Rhode Island’s 2nd: 10-term Rep. Jim Langevin (D) announced his retirement on Jan. 18. The GOP could win this western RI district in a wave year. The GOP nominee for governor, Allan Fung, carried the seat in 2014 and nearly did in 2018. RI Sen. Jessica de la Cruz (R) and RI Treasurer Seth Magaziner have launched campaigns and could be joined by Fung himself.
Tennessee’s 5th: 16-term Rep. Jim Cooper (D) is retiring after Tennessee’s new map redrew his Nashville district from Biden+24 to Trump+11. Possible candidates include ex-TN House Speaker Beth Harwell and ex-Trump official Morgan Ortagus, who Trump endorsed.
Texas’s 28th (Dem primary): The FBI raided the home of Rep. Henry Cuellar (D) as part of a campaign finance investigation. Activist Jessica Cisneros (D) is challenging Cuellar again. He defeated her by 2,700 votes in the 2020 primary for this Rio Grande Valley seat.

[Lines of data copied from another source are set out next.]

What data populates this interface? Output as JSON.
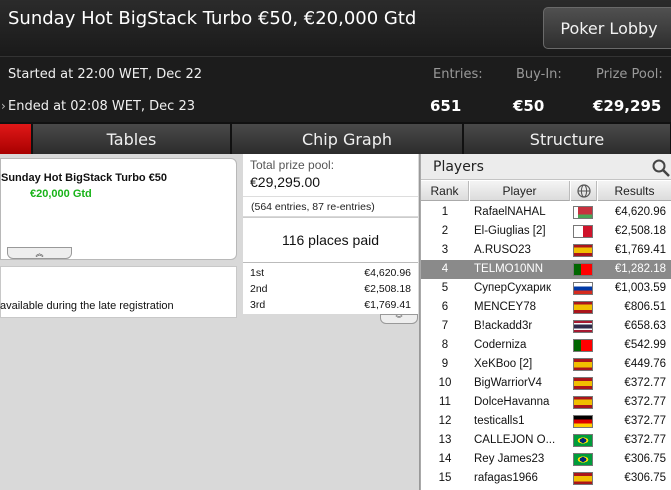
{
  "header": {
    "title": "Sunday Hot BigStack Turbo €50, €20,000 Gtd",
    "lobby_button": "Poker Lobby"
  },
  "info": {
    "started": "Started at 22:00 WET, Dec 22",
    "ended": "Ended at 02:08 WET, Dec 23",
    "entries_label": "Entries:",
    "entries_value": "651",
    "buyin_label": "Buy-In:",
    "buyin_value": "€50",
    "prizepool_label": "Prize Pool:",
    "prizepool_value": "€29,295"
  },
  "tabs": [
    "Tables",
    "Chip Graph",
    "Structure"
  ],
  "left": {
    "card_title": "Sunday Hot BigStack Turbo €50",
    "card_gtd": "€20,000 Gtd",
    "late_reg_text": "available during the late registration"
  },
  "middle": {
    "prize_label": "Total prize pool:",
    "prize_value": "€29,295.00",
    "entries_text": "(564 entries, 87 re-entries)",
    "places_text": "116 places paid",
    "payouts": [
      {
        "place": "1st",
        "amount": "€4,620.96"
      },
      {
        "place": "2nd",
        "amount": "€2,508.18"
      },
      {
        "place": "3rd",
        "amount": "€1,769.41"
      }
    ]
  },
  "players": {
    "title": "Players",
    "col_rank": "Rank",
    "col_player": "Player",
    "col_results": "Results",
    "rows": [
      {
        "rank": "1",
        "name": "RafaelNAHAL",
        "flag": "by",
        "result": "€4,620.96"
      },
      {
        "rank": "2",
        "name": "El-Giuglias [2]",
        "flag": "mt",
        "result": "€2,508.18"
      },
      {
        "rank": "3",
        "name": "A.RUSO23",
        "flag": "es",
        "result": "€1,769.41"
      },
      {
        "rank": "4",
        "name": "TELMO10NN",
        "flag": "pt",
        "result": "€1,282.18",
        "selected": true
      },
      {
        "rank": "5",
        "name": "СуперСухарик",
        "flag": "ru",
        "result": "€1,003.59"
      },
      {
        "rank": "6",
        "name": "MENCEY78",
        "flag": "es",
        "result": "€806.51"
      },
      {
        "rank": "7",
        "name": "B!ackadd3r",
        "flag": "th",
        "result": "€658.63"
      },
      {
        "rank": "8",
        "name": "Coderniza",
        "flag": "pt",
        "result": "€542.99"
      },
      {
        "rank": "9",
        "name": "XeKBoo [2]",
        "flag": "es",
        "result": "€449.76"
      },
      {
        "rank": "10",
        "name": "BigWarriorV4",
        "flag": "es",
        "result": "€372.77"
      },
      {
        "rank": "11",
        "name": "DolceHavanna",
        "flag": "es",
        "result": "€372.77"
      },
      {
        "rank": "12",
        "name": "testicalls1",
        "flag": "de",
        "result": "€372.77"
      },
      {
        "rank": "13",
        "name": "CALLEJÓN O...",
        "flag": "br",
        "result": "€372.77"
      },
      {
        "rank": "14",
        "name": "Rey James23",
        "flag": "br",
        "result": "€306.75"
      },
      {
        "rank": "15",
        "name": "rafagas1966",
        "flag": "es",
        "result": "€306.75"
      }
    ]
  },
  "colors": {
    "gtd_green": "#19b319",
    "selected_row": "#8a8a8a",
    "tab_red": "#c00000"
  }
}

Biden only narrowly carried the Laredo-based district, and it should be competitive in the general election.
Wyoming at-large (GOP primary): Ex-president Donald Trump’s handpicked candidate Harriet Hageman dominated the WY GOP Central Committee’s straw poll. Hageman, a 2018 gubernatorial candidate, won 59 votes to incumbent Rep. Liz Cheney’s six.
© Dominic Moore, 2022